Listings of dance houses and folk clubs in the region for the 2009-2010 season – which opens with a one day festival on September 12th at Petőfi Csarnok in Budapest’s city park.
Lajtha László – the folk music researcher: Part 4. Excerpts from the photo and document exhibition in the upper foyer of the Hungarian Heritage House in Budapest, curated by Pávai István. Lajtha (b. 1892 - d. 1963) was a composer and folk music researcher who began folk music collection work after 1910 working with Bartók and Kodály. Here are selections commenting on the difference between village Gypsy musicians and city Gypsy musicians: “…The musicians in Gypsy bands in small villages don’t read music and play in villages far from the cities entertaining peasants who not that long ago could hardly read and write. They are very different from the Gypsies that play in the restaurants of the big cities and often can read music…”(Lajtha 1962). There are also Lajtha’s summaries on the nature of Hungarian traditional dance, such as „...the most characteristic attribute of traditional Hungarian folk dance is that there is no strict, final, set order for a program of dances [suite of dances]. Like all living spontaneous folk art, improvisation plays a decisive role… “(Lajtha 1936), and mention (from 1948) of his participation in the International Council on Traditional Music (and Dance) the ICTM.

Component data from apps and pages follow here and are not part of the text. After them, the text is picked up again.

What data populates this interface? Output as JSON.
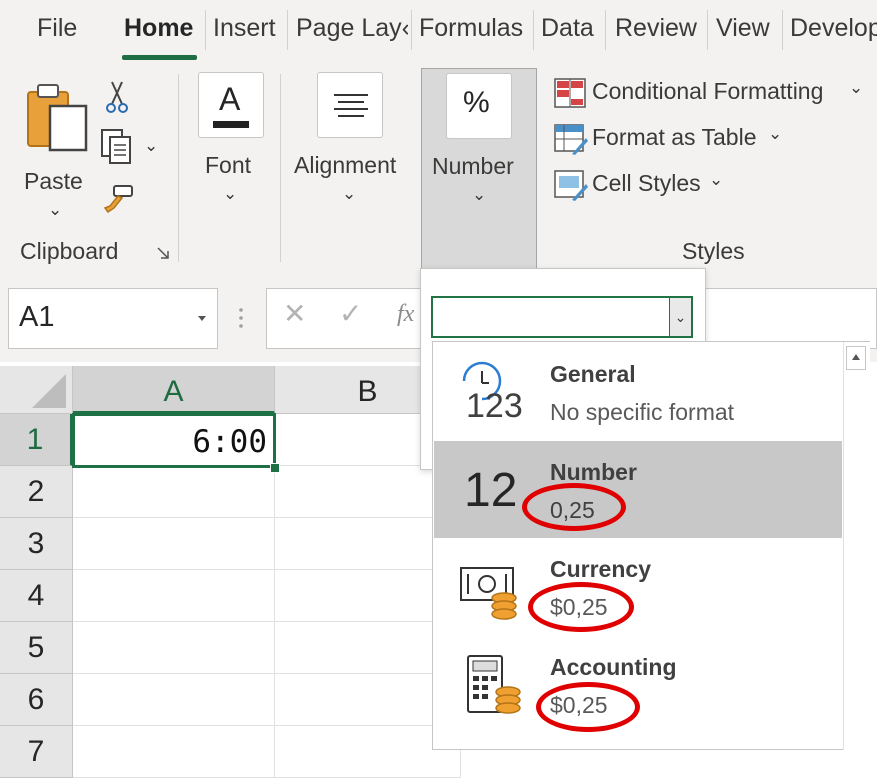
{
  "tabs": [
    {
      "label": "File",
      "active": false
    },
    {
      "label": "Home",
      "active": true
    },
    {
      "label": "Insert",
      "active": false
    },
    {
      "label": "Page Lay‹",
      "active": false
    },
    {
      "label": "Formulas",
      "active": false
    },
    {
      "label": "Data",
      "active": false
    },
    {
      "label": "Review",
      "active": false
    },
    {
      "label": "View",
      "active": false
    },
    {
      "label": "Develop",
      "active": false
    }
  ],
  "ribbon": {
    "paste_label": "Paste",
    "clipboard_group": "Clipboard",
    "font_label": "Font",
    "font_icon_letter": "A",
    "alignment_label": "Alignment",
    "number_label": "Number",
    "number_icon": "%",
    "conditional_formatting": "Conditional Formatting",
    "format_as_table": "Format as Table",
    "cell_styles": "Cell Styles",
    "styles_group": "Styles"
  },
  "formula_bar": {
    "name_box": "A1",
    "fx": "fx",
    "number_format_value": ""
  },
  "grid": {
    "columns": [
      "A",
      "B"
    ],
    "rows": [
      "1",
      "2",
      "3",
      "4",
      "5",
      "6",
      "7"
    ],
    "selected_cell": "A1",
    "a1_value": "6:00"
  },
  "number_format_menu": {
    "options": [
      {
        "title": "General",
        "sample": "No specific format",
        "icon_text": "123",
        "icon": "clock-123-icon"
      },
      {
        "title": "Number",
        "sample": "0,25",
        "icon_text": "12",
        "icon": "number-12-icon",
        "selected": true,
        "circled": true
      },
      {
        "title": "Currency",
        "sample": "$0,25",
        "icon": "currency-bill-coins-icon",
        "circled": true
      },
      {
        "title": "Accounting",
        "sample": "$0,25",
        "icon": "calculator-coins-icon",
        "circled": true
      }
    ]
  },
  "colors": {
    "accent_green": "#217346",
    "annotation_red": "#e00000",
    "ribbon_bg": "#f3f2f1"
  }
}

Katanga Blues – Short story of leaving the village as a young man to work in a nearby city in Romania, his parents disowned him, how he found Magdalena, his first unlucky try at getting hired for black construction work at Budapest’s Moszkva Square, and then hearing about his own funeral. By Széki Soós János
Report on the 2009 Europeade an international folk dance festival held in Klaipėda, Lithuania. This year’s was the 46th annual festival. 4000 participants and 166 groups participated in July. This year Hungary was represented by 6 ethnic German dance groups and one Hungarian group. Next year’s Europeade will take place in Bolzano, Italy. By Mikulai Csaba
Borbély Jolán’s life story – Part II. Jolika, Joli néni is an extraordinary figure and undisputed specialist here in Budapest’s dance house and folkart, folk dance movements. She tells her life story with the same kind of frank, outspokenness that characterizes her whole life. A rare personality. Here she tells about arriving in Budapest in 1947 for university, her university years, Hungary’s tough times, including the cut-throat political atmosphere and poverty after the war, the 1950s, her first marriage and the birth of her son, Éri Péter, and some events leading to her marriage to the renowned dance researcher Martin György. As told to Kóka Rozália
Savanyú Jóska: Conclusion (part 5) Entitled „Characteristics of the Outlaws’ Activities and the Outlaw as a Historical Phenomenon”; conclusive thoughts on the life and work process of Savanyú and other legendary Hungarian outlaws. Also includes comments on: the idea of ’the outlaw’, to whom is the outlaw is an outlaw, and why there is a romanticised and not entirely pejorative connotation to the the word outlaw. Examines also ’the Robin Hood effect’ and cites the 1969 work by Eric J. Hobsbawm examining social bandits in China, Spain, Hungary and the USA. By Vas János „Panyiga”
Talented glass blower Pattantyús Gergely has written a study familiarizing us with various glass forms through history, tracing possible origins and infl uences which formed the Hungarian national glass.
’Édeskeserű’ [Bitter-Sweet], choreographed by Farkas Zoltán „Batyu”, Mihályi Gábor and Orza Câlin. More discussion on the Hungarian State Folk Ensemble’s controversial program which premiered in the spring of this year. This review with more specifi c commentary and description of the actual piece, concludes with thoughts such as: „...Édeskeserű is an exploration in form and style, which in my opinion is ground breaking and may lead to new directions, though perhaps not yet entirely developed, with only partial solutions, rough in some places...„ By Sándor Ildikó